## EXERCISE DIRECTIONS
Reproduce the records that follow without alteration, apart from removing the pictures.

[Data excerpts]
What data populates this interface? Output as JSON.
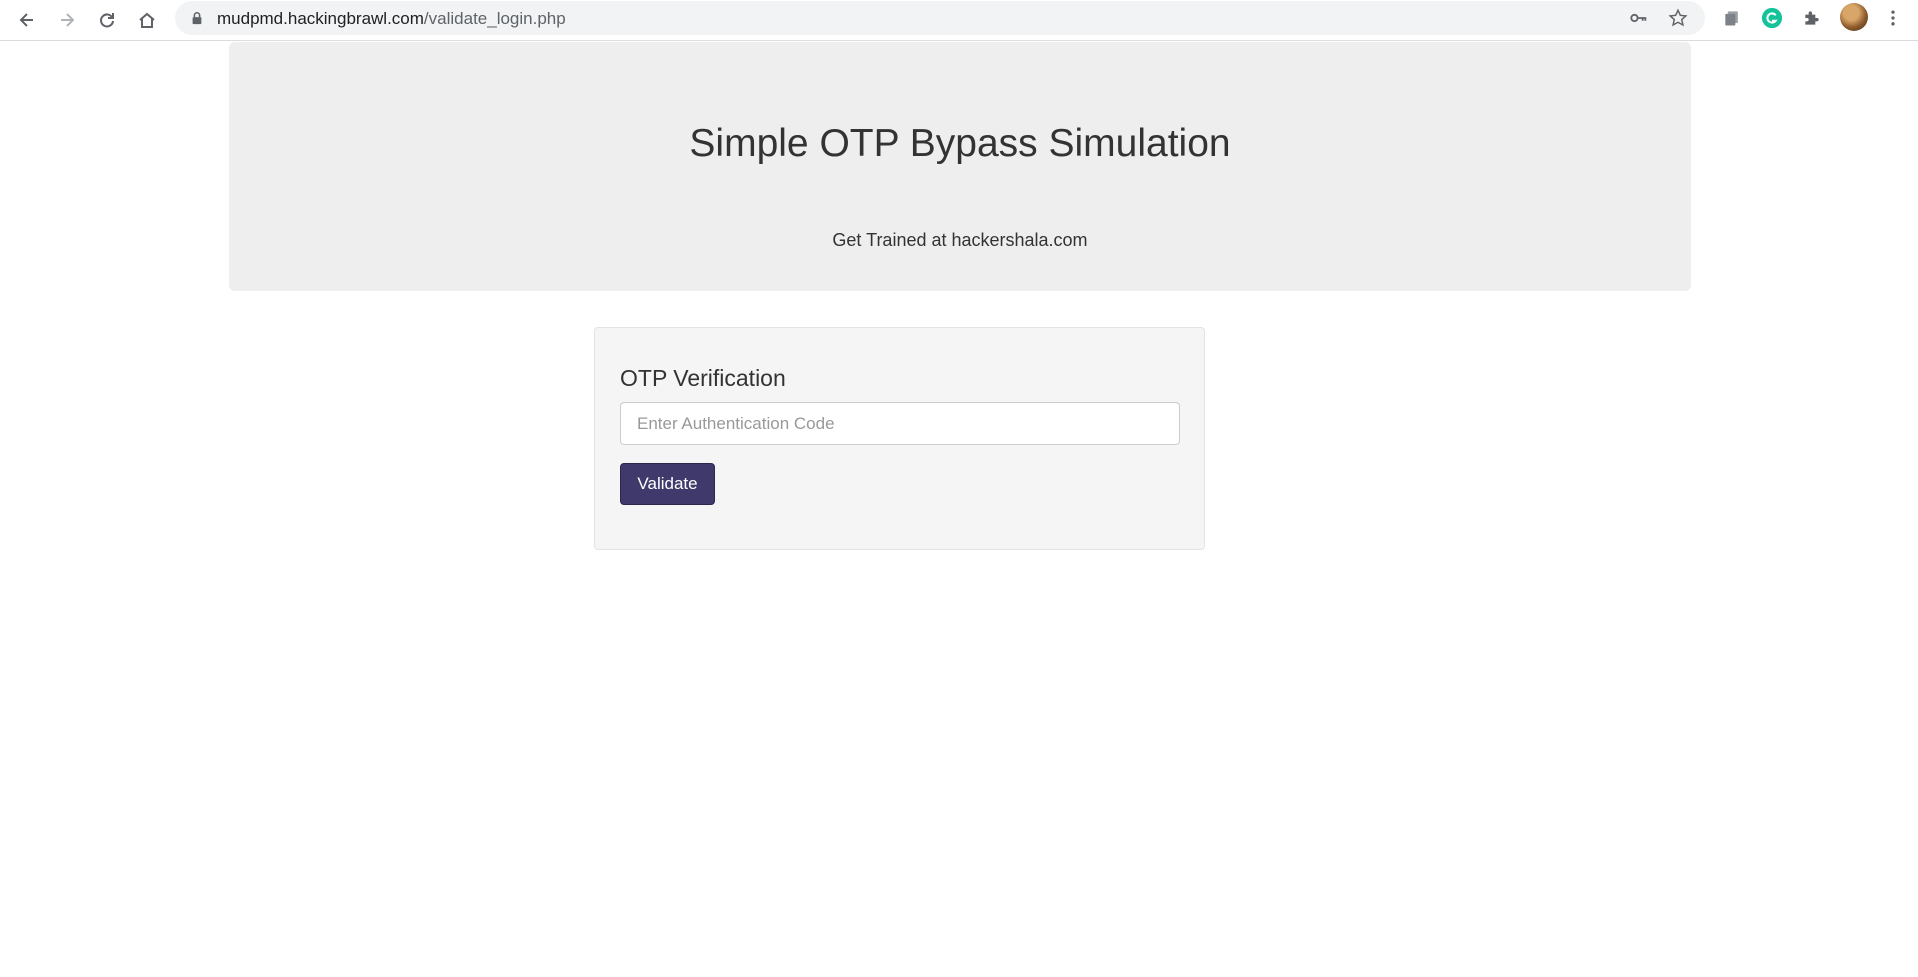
{
  "browser": {
    "url_host": "mudpmd.hackingbrawl.com",
    "url_path": "/validate_login.php",
    "icons": [
      "back-icon",
      "forward-icon",
      "reload-icon",
      "home-icon",
      "lock-icon",
      "key-icon",
      "star-icon",
      "extension-stack-icon",
      "grammarly-icon",
      "puzzle-icon",
      "avatar",
      "menu-icon"
    ],
    "grammarly_color": "#15c39a"
  },
  "header": {
    "title": "Simple OTP Bypass Simulation",
    "subtitle": "Get Trained at hackershala.com"
  },
  "form": {
    "heading": "OTP Verification",
    "input_placeholder": "Enter Authentication Code",
    "input_value": "",
    "button_label": "Validate",
    "button_color": "#3f3a6b"
  }
}
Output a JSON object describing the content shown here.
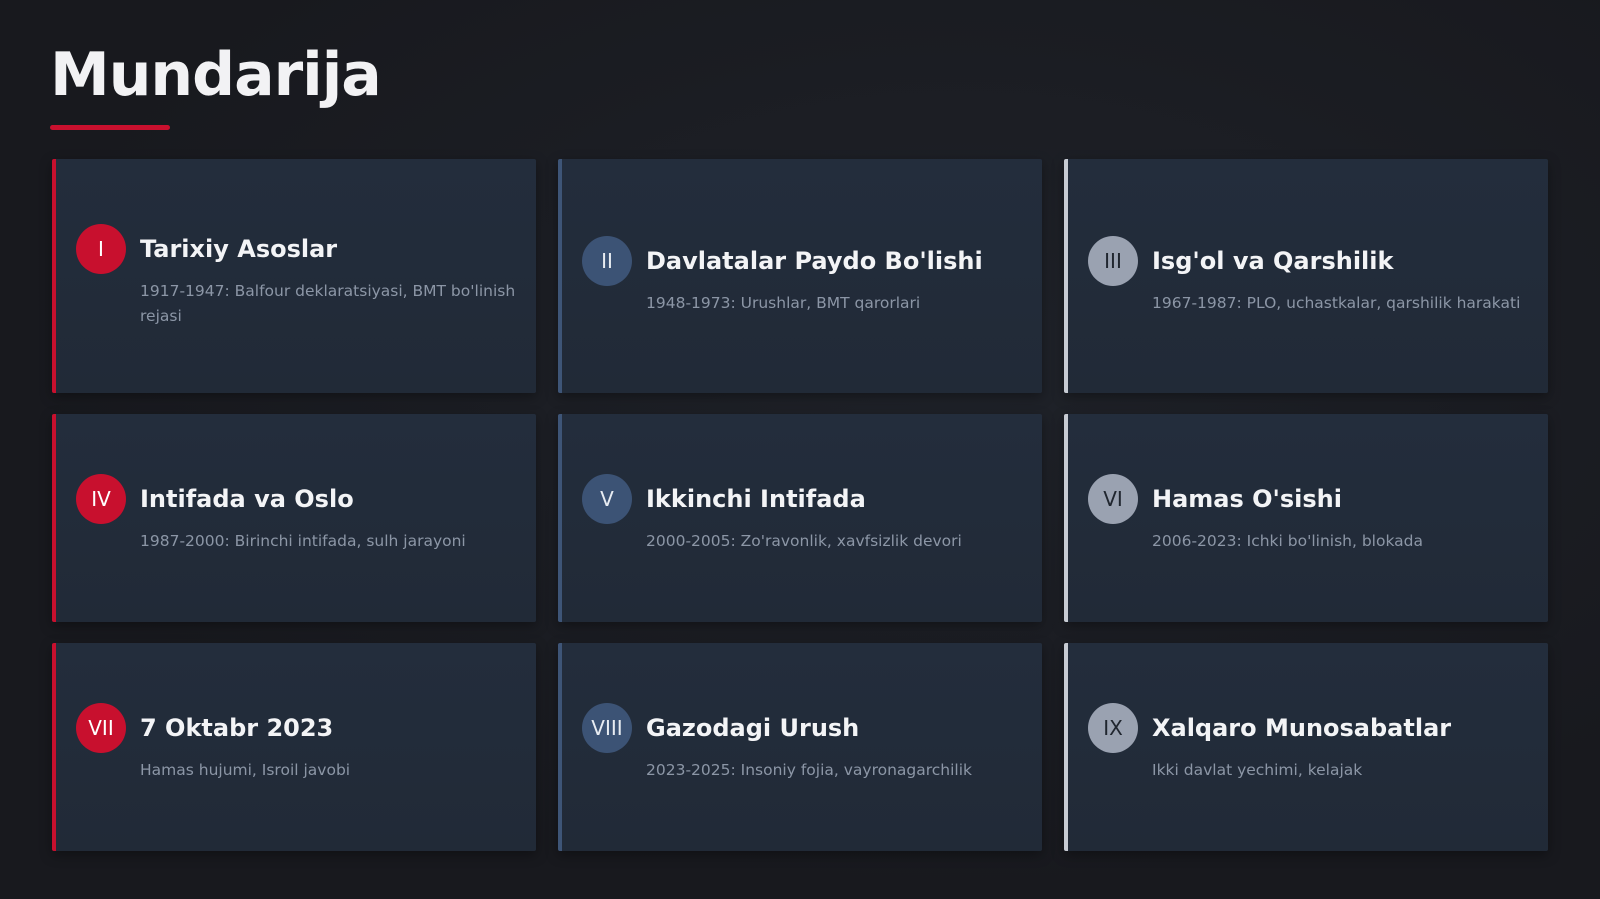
{
  "slide": {
    "title": "Mundarija",
    "accent_color": "#c8102e"
  },
  "cards": [
    {
      "numeral": "I",
      "title": "Tarixiy Asoslar",
      "desc": "1917-1947: Balfour deklaratsiyasi, BMT bo'linish rejasi",
      "style": "red"
    },
    {
      "numeral": "II",
      "title": "Davlatalar Paydo Bo'lishi",
      "desc": "1948-1973: Urushlar, BMT qarorlari",
      "style": "blue"
    },
    {
      "numeral": "III",
      "title": "Isg'ol va Qarshilik",
      "desc": "1967-1987: PLO, uchastkalar, qarshilik harakati",
      "style": "grey"
    },
    {
      "numeral": "IV",
      "title": "Intifada va Oslo",
      "desc": "1987-2000: Birinchi intifada, sulh jarayoni",
      "style": "red"
    },
    {
      "numeral": "V",
      "title": "Ikkinchi Intifada",
      "desc": "2000-2005: Zo'ravonlik, xavfsizlik devori",
      "style": "blue"
    },
    {
      "numeral": "VI",
      "title": "Hamas O'sishi",
      "desc": "2006-2023: Ichki bo'linish, blokada",
      "style": "grey"
    },
    {
      "numeral": "VII",
      "title": "7 Oktabr 2023",
      "desc": "Hamas hujumi, Isroil javobi",
      "style": "red"
    },
    {
      "numeral": "VIII",
      "title": "Gazodagi Urush",
      "desc": "2023-2025: Insoniy fojia, vayronagarchilik",
      "style": "blue"
    },
    {
      "numeral": "IX",
      "title": "Xalqaro Munosabatlar",
      "desc": "Ikki davlat yechimi, kelajak",
      "style": "grey"
    }
  ]
}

## RESULT OF THE TASK
What data populates this interface? Output as JSON.
{
  "browser": {
    "url_host": "mudpmd.hackingbrawl.com",
    "url_path": "/validate_login.php",
    "icons": [
      "back-icon",
      "forward-icon",
      "reload-icon",
      "home-icon",
      "lock-icon",
      "key-icon",
      "star-icon",
      "extension-stack-icon",
      "grammarly-icon",
      "puzzle-icon",
      "avatar",
      "menu-icon"
    ],
    "grammarly_color": "#15c39a"
  },
  "header": {
    "title": "Simple OTP Bypass Simulation",
    "subtitle": "Get Trained at hackershala.com"
  },
  "form": {
    "heading": "OTP Verification",
    "input_placeholder": "Enter Authentication Code",
    "input_value": "",
    "button_label": "Validate",
    "button_color": "#3f3a6b"
  }
}
Output a JSON object describing the content shown here.
{
  "slide": {
    "title": "Mundarija",
    "accent_color": "#c8102e"
  },
  "cards": [
    {
      "numeral": "I",
      "title": "Tarixiy Asoslar",
      "desc": "1917-1947: Balfour deklaratsiyasi, BMT bo'linish rejasi",
      "style": "red"
    },
    {
      "numeral": "II",
      "title": "Davlatalar Paydo Bo'lishi",
      "desc": "1948-1973: Urushlar, BMT qarorlari",
      "style": "blue"
    },
    {
      "numeral": "III",
      "title": "Isg'ol va Qarshilik",
      "desc": "1967-1987: PLO, uchastkalar, qarshilik harakati",
      "style": "grey"
    },
    {
      "numeral": "IV",
      "title": "Intifada va Oslo",
      "desc": "1987-2000: Birinchi intifada, sulh jarayoni",
      "style": "red"
    },
    {
      "numeral": "V",
      "title": "Ikkinchi Intifada",
      "desc": "2000-2005: Zo'ravonlik, xavfsizlik devori",
      "style": "blue"
    },
    {
      "numeral": "VI",
      "title": "Hamas O'sishi",
      "desc": "2006-2023: Ichki bo'linish, blokada",
      "style": "grey"
    },
    {
      "numeral": "VII",
      "title": "7 Oktabr 2023",
      "desc": "Hamas hujumi, Isroil javobi",
      "style": "red"
    },
    {
      "numeral": "VIII",
      "title": "Gazodagi Urush",
      "desc": "2023-2025: Insoniy fojia, vayronagarchilik",
      "style": "blue"
    },
    {
      "numeral": "IX",
      "title": "Xalqaro Munosabatlar",
      "desc": "Ikki davlat yechimi, kelajak",
      "style": "grey"
    }
  ]
}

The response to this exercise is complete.